## [Data listing]
::::::::

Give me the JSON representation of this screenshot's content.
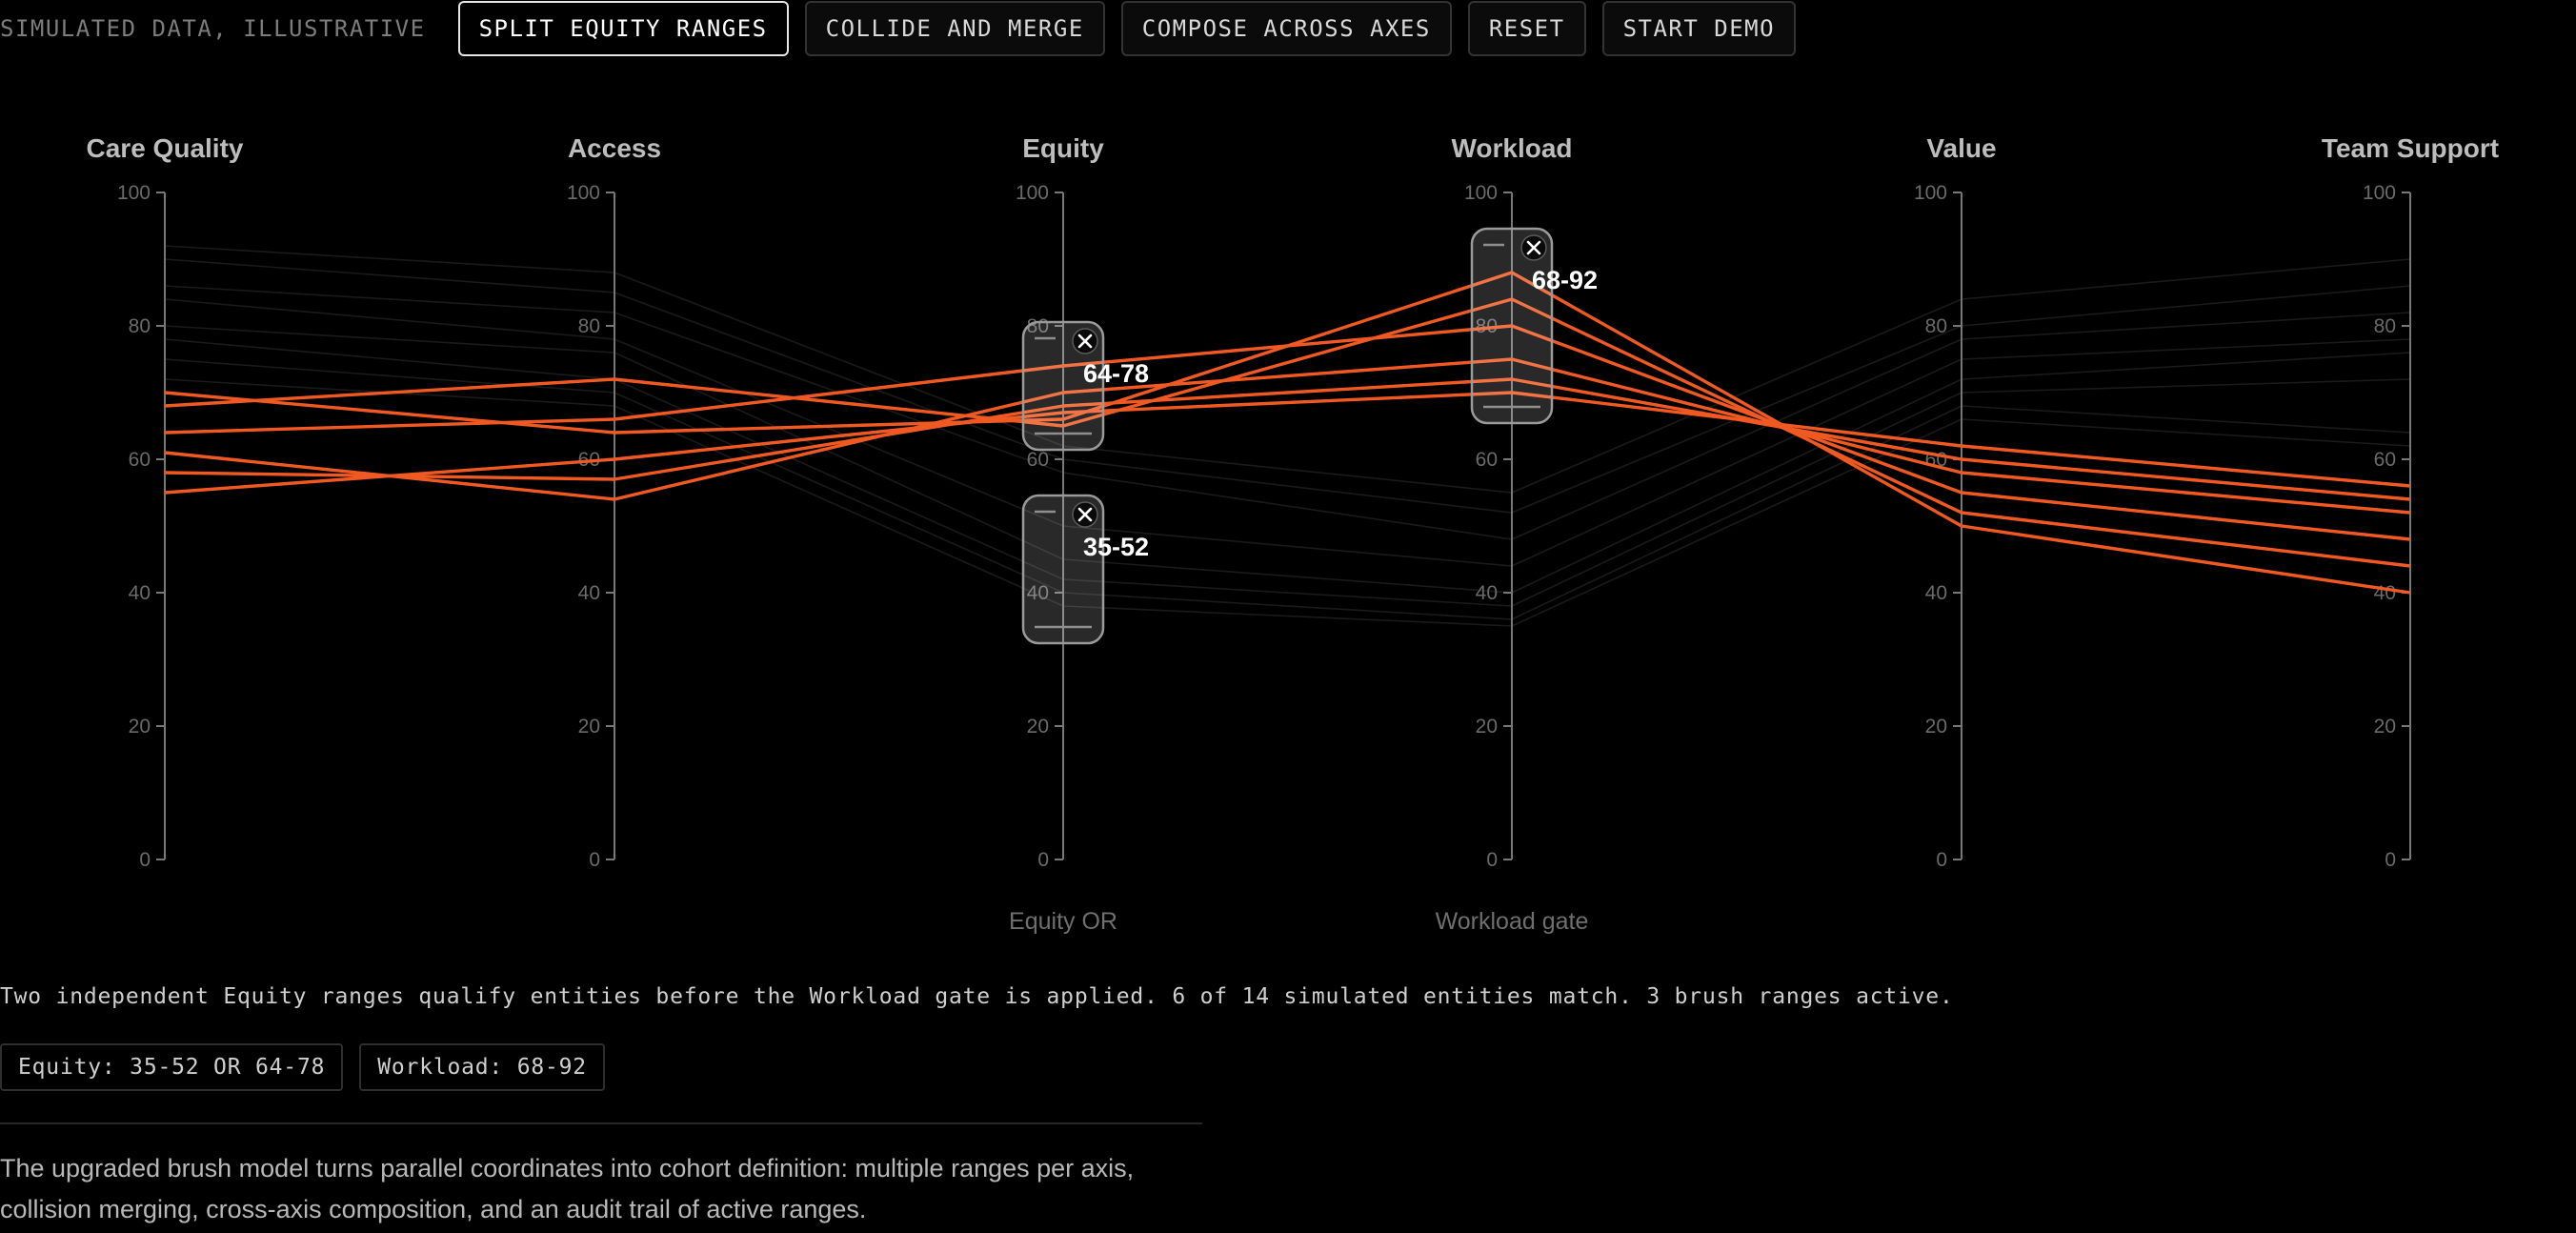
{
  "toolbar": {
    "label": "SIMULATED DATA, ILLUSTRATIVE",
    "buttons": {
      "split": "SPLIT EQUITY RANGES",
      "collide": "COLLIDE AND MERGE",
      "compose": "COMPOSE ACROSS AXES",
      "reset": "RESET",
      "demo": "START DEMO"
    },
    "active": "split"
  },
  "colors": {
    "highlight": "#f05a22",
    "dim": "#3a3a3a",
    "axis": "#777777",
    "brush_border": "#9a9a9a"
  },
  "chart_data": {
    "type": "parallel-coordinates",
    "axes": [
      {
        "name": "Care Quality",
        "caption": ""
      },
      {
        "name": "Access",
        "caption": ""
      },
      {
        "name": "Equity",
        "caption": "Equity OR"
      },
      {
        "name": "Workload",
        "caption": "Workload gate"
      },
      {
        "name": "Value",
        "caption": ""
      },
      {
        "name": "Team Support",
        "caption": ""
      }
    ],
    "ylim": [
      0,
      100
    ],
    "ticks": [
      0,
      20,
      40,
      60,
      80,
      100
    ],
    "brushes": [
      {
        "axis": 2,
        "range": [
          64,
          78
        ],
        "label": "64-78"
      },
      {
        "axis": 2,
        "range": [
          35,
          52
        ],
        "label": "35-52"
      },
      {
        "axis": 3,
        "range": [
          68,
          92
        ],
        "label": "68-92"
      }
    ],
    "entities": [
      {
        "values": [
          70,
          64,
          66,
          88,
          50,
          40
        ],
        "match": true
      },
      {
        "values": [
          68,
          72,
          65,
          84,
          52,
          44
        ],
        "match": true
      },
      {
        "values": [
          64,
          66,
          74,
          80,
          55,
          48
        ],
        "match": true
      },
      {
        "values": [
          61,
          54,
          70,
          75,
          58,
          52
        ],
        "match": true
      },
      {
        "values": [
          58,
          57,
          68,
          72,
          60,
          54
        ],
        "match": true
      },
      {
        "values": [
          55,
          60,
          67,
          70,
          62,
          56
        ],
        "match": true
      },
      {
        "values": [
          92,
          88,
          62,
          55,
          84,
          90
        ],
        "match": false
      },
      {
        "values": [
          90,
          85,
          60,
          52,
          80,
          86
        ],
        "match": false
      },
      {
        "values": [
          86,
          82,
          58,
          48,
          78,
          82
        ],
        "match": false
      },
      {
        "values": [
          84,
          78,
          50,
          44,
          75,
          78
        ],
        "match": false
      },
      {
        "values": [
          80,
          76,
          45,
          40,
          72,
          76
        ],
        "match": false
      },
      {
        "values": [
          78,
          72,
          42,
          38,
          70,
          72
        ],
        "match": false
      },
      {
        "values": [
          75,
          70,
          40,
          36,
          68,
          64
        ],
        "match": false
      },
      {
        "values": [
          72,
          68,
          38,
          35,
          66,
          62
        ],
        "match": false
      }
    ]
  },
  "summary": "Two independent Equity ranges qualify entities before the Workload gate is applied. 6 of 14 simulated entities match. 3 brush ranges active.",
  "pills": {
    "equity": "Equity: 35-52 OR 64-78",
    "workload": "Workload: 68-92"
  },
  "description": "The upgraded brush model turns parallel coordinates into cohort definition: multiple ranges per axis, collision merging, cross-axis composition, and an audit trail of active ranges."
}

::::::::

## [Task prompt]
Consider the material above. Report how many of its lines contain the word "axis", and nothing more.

## [Solution]
5